The entries follow. Please return all of them exactly.

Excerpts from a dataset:
★ ★ ★ ★ ★ ★ ★

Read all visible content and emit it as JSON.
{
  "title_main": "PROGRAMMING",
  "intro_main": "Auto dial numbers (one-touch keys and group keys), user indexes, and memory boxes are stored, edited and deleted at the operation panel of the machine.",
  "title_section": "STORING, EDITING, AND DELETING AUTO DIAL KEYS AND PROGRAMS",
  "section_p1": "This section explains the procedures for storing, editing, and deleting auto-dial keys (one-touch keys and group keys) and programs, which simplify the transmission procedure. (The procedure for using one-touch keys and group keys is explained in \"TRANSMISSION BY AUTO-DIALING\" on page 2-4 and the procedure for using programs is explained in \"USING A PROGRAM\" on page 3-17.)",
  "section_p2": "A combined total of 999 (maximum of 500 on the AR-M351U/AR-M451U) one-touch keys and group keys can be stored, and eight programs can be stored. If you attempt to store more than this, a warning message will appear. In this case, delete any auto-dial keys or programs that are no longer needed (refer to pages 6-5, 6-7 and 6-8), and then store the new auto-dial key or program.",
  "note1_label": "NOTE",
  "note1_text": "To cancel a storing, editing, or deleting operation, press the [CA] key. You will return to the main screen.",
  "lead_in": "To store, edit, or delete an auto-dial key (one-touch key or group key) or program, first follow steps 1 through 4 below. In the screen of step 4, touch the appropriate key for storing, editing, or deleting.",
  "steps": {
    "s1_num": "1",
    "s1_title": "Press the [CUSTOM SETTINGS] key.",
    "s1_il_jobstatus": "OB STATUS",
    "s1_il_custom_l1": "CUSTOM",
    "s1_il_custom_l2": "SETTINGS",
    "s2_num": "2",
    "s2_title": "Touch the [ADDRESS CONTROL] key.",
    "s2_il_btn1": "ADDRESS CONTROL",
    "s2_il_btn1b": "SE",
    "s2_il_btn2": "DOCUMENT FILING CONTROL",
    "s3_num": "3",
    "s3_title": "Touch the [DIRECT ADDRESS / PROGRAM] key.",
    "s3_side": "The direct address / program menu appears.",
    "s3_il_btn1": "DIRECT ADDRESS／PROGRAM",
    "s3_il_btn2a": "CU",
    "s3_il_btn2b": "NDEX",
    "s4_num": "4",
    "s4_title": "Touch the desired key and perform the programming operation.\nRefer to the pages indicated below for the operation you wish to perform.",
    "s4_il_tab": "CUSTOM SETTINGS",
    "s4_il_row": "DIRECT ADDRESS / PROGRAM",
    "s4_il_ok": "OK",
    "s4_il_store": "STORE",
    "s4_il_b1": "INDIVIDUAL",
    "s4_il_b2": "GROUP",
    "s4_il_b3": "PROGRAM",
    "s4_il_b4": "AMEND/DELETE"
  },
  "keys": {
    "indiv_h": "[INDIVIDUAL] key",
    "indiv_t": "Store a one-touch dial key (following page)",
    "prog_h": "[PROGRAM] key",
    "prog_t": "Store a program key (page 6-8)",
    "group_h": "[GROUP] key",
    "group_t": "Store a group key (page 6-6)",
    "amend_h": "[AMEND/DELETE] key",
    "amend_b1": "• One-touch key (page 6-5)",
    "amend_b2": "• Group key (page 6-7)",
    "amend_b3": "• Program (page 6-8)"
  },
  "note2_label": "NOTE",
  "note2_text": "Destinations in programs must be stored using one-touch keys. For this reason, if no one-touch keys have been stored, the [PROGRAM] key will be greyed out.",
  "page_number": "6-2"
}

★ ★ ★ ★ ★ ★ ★

• _Solution for this task_:
Read all visible content and emit it as JSON.
{
  "title_main": "PROGRAMMING",
  "intro_main": "Auto dial numbers (one-touch keys and group keys), user indexes, and memory boxes are stored, edited and deleted at the operation panel of the machine.",
  "title_section": "STORING, EDITING, AND DELETING AUTO DIAL KEYS AND PROGRAMS",
  "section_p1": "This section explains the procedures for storing, editing, and deleting auto-dial keys (one-touch keys and group keys) and programs, which simplify the transmission procedure. (The procedure for using one-touch keys and group keys is explained in \"TRANSMISSION BY AUTO-DIALING\" on page 2-4 and the procedure for using programs is explained in \"USING A PROGRAM\" on page 3-17.)",
  "section_p2": "A combined total of 999 (maximum of 500 on the AR-M351U/AR-M451U) one-touch keys and group keys can be stored, and eight programs can be stored. If you attempt to store more than this, a warning message will appear. In this case, delete any auto-dial keys or programs that are no longer needed (refer to pages 6-5, 6-7 and 6-8), and then store the new auto-dial key or program.",
  "note1_label": "NOTE",
  "note1_text": "To cancel a storing, editing, or deleting operation, press the [CA] key. You will return to the main screen.",
  "lead_in": "To store, edit, or delete an auto-dial key (one-touch key or group key) or program, first follow steps 1 through 4 below. In the screen of step 4, touch the appropriate key for storing, editing, or deleting.",
  "steps": {
    "s1_num": "1",
    "s1_title": "Press the [CUSTOM SETTINGS] key.",
    "s1_il_jobstatus": "OB STATUS",
    "s1_il_custom_l1": "CUSTOM",
    "s1_il_custom_l2": "SETTINGS",
    "s2_num": "2",
    "s2_title": "Touch the [ADDRESS CONTROL] key.",
    "s2_il_btn1": "ADDRESS CONTROL",
    "s2_il_btn1b": "SE",
    "s2_il_btn2": "DOCUMENT FILING CONTROL",
    "s3_num": "3",
    "s3_title": "Touch the [DIRECT ADDRESS / PROGRAM] key.",
    "s3_side": "The direct address / program menu appears.",
    "s3_il_btn1": "DIRECT ADDRESS／PROGRAM",
    "s3_il_btn2a": "CU",
    "s3_il_btn2b": "NDEX",
    "s4_num": "4",
    "s4_title": "Touch the desired key and perform the programming operation.\nRefer to the pages indicated below for the operation you wish to perform.",
    "s4_il_tab": "CUSTOM SETTINGS",
    "s4_il_row": "DIRECT ADDRESS / PROGRAM",
    "s4_il_ok": "OK",
    "s4_il_store": "STORE",
    "s4_il_b1": "INDIVIDUAL",
    "s4_il_b2": "GROUP",
    "s4_il_b3": "PROGRAM",
    "s4_il_b4": "AMEND/DELETE"
  },
  "keys": {
    "indiv_h": "[INDIVIDUAL] key",
    "indiv_t": "Store a one-touch dial key (following page)",
    "prog_h": "[PROGRAM] key",
    "prog_t": "Store a program key (page 6-8)",
    "group_h": "[GROUP] key",
    "group_t": "Store a group key (page 6-6)",
    "amend_h": "[AMEND/DELETE] key",
    "amend_b1": "• One-touch key (page 6-5)",
    "amend_b2": "• Group key (page 6-7)",
    "amend_b3": "• Program (page 6-8)"
  },
  "note2_label": "NOTE",
  "note2_text": "Destinations in programs must be stored using one-touch keys. For this reason, if no one-touch keys have been stored, the [PROGRAM] key will be greyed out.",
  "page_number": "6-2"
}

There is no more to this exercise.